* _WHAT YOU SHOULD DO_: Pictures aside, reproduce exactly and only the lines below, starting at the one containing "Enumerate this screenshot's" and ending at the last line.
-------- SUPPLIED MATERIAL
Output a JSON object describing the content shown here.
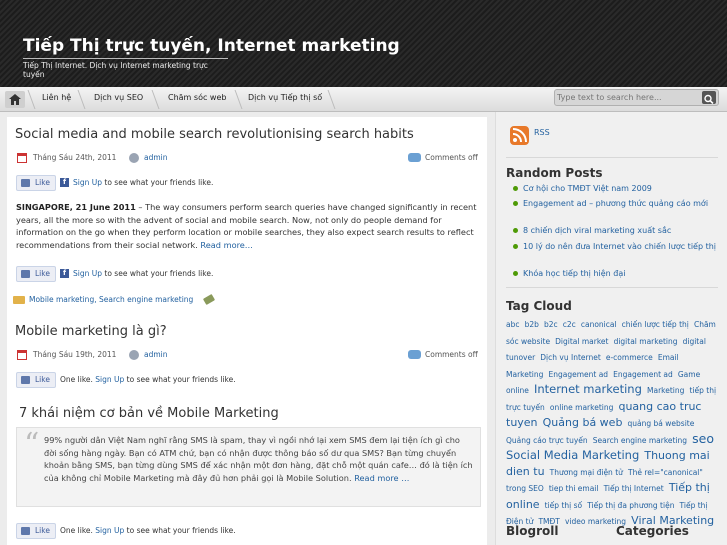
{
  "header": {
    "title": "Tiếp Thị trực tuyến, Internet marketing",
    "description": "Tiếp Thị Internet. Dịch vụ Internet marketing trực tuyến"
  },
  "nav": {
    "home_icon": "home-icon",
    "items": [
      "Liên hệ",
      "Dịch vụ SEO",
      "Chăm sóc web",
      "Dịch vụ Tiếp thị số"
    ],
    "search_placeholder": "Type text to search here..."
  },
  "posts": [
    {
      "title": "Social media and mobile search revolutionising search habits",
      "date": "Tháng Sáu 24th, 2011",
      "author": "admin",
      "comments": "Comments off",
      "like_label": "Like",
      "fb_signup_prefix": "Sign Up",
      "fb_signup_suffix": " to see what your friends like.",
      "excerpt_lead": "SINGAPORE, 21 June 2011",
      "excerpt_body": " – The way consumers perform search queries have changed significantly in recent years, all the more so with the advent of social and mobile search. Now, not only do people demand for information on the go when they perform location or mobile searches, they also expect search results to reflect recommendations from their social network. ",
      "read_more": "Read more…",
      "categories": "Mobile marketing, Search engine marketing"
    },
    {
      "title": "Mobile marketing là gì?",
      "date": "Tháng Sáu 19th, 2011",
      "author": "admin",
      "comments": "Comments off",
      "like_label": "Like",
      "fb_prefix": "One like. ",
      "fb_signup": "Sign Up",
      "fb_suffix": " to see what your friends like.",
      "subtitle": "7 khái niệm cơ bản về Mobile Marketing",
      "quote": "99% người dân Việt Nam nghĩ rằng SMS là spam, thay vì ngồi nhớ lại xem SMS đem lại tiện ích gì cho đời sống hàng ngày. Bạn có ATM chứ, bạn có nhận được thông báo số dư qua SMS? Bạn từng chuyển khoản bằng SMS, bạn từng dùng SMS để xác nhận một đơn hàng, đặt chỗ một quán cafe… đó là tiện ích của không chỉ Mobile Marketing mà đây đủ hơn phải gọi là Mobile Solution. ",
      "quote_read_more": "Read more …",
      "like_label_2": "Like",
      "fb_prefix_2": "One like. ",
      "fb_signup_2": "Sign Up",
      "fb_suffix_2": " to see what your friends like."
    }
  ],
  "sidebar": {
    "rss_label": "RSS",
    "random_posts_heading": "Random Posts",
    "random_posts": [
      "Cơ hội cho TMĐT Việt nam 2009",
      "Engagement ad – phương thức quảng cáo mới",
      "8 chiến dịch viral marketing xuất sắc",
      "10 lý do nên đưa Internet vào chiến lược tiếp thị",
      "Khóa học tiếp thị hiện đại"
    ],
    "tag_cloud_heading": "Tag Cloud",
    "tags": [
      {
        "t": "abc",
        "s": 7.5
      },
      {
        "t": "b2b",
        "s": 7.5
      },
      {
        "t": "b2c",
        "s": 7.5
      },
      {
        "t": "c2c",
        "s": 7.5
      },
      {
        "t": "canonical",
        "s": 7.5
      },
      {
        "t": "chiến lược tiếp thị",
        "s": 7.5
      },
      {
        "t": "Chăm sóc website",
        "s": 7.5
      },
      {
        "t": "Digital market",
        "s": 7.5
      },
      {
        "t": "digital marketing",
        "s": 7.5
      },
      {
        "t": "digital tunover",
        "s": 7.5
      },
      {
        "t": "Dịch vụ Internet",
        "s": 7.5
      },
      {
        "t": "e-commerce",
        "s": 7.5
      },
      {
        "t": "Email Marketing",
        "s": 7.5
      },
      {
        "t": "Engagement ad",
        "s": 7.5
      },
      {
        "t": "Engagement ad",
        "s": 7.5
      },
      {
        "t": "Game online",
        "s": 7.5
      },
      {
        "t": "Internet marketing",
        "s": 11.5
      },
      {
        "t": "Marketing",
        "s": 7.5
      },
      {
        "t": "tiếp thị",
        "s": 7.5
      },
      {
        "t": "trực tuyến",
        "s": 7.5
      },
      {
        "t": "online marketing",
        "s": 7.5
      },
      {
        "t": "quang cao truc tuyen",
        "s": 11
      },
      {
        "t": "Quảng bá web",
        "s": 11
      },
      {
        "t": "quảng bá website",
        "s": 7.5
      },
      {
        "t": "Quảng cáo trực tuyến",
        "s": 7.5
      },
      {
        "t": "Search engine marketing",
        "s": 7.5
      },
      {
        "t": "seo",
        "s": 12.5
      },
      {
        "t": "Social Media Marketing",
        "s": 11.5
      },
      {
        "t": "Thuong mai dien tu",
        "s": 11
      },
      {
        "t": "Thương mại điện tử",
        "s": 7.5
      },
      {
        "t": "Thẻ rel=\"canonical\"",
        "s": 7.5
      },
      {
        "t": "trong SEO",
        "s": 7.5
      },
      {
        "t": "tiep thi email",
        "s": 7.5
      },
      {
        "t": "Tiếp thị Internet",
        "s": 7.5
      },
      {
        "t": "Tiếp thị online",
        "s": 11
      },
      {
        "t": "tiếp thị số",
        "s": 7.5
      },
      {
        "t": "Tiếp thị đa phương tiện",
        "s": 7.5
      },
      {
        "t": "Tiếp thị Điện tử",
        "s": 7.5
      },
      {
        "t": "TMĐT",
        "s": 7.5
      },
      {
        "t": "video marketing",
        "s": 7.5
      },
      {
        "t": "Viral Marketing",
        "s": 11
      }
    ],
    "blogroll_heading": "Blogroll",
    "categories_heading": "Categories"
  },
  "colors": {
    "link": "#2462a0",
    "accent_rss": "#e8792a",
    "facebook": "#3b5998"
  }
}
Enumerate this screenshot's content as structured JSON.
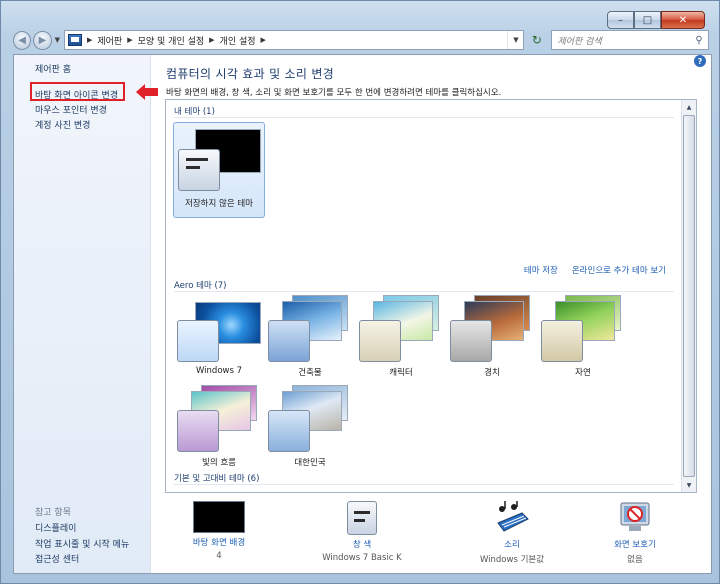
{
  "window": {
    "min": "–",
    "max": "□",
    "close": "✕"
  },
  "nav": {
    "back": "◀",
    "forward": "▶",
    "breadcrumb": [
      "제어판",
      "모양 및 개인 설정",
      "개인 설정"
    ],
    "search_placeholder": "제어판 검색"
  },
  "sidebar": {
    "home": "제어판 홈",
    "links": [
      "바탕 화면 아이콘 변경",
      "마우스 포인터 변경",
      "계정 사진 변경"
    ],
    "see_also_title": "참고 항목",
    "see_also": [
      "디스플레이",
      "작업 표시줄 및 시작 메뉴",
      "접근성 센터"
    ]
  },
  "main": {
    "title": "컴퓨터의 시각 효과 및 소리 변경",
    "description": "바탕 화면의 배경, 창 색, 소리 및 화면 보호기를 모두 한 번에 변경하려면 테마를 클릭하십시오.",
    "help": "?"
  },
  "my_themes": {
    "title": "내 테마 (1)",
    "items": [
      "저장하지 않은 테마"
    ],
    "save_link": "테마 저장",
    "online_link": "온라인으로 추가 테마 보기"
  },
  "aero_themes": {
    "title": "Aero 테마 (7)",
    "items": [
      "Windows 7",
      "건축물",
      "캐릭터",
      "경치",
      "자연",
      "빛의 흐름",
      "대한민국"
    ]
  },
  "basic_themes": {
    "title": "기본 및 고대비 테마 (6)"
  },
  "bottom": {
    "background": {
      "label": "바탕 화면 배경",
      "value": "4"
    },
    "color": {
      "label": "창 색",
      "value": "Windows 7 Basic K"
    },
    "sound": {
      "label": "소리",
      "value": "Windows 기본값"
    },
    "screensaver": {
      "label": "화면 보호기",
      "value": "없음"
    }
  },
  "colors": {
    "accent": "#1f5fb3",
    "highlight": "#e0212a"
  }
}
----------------
* _EXERCISE RESULT_:
Enumerate this screenshot's content as structured JSON.
{
  "window": {
    "min": "–",
    "max": "□",
    "close": "✕"
  },
  "nav": {
    "back": "◀",
    "forward": "▶",
    "breadcrumb": [
      "제어판",
      "모양 및 개인 설정",
      "개인 설정"
    ],
    "search_placeholder": "제어판 검색"
  },
  "sidebar": {
    "home": "제어판 홈",
    "links": [
      "바탕 화면 아이콘 변경",
      "마우스 포인터 변경",
      "계정 사진 변경"
    ],
    "see_also_title": "참고 항목",
    "see_also": [
      "디스플레이",
      "작업 표시줄 및 시작 메뉴",
      "접근성 센터"
    ]
  },
  "main": {
    "title": "컴퓨터의 시각 효과 및 소리 변경",
    "description": "바탕 화면의 배경, 창 색, 소리 및 화면 보호기를 모두 한 번에 변경하려면 테마를 클릭하십시오.",
    "help": "?"
  },
  "my_themes": {
    "title": "내 테마 (1)",
    "items": [
      "저장하지 않은 테마"
    ],
    "save_link": "테마 저장",
    "online_link": "온라인으로 추가 테마 보기"
  },
  "aero_themes": {
    "title": "Aero 테마 (7)",
    "items": [
      "Windows 7",
      "건축물",
      "캐릭터",
      "경치",
      "자연",
      "빛의 흐름",
      "대한민국"
    ]
  },
  "basic_themes": {
    "title": "기본 및 고대비 테마 (6)"
  },
  "bottom": {
    "background": {
      "label": "바탕 화면 배경",
      "value": "4"
    },
    "color": {
      "label": "창 색",
      "value": "Windows 7 Basic K"
    },
    "sound": {
      "label": "소리",
      "value": "Windows 기본값"
    },
    "screensaver": {
      "label": "화면 보호기",
      "value": "없음"
    }
  },
  "colors": {
    "accent": "#1f5fb3",
    "highlight": "#e0212a"
  }
}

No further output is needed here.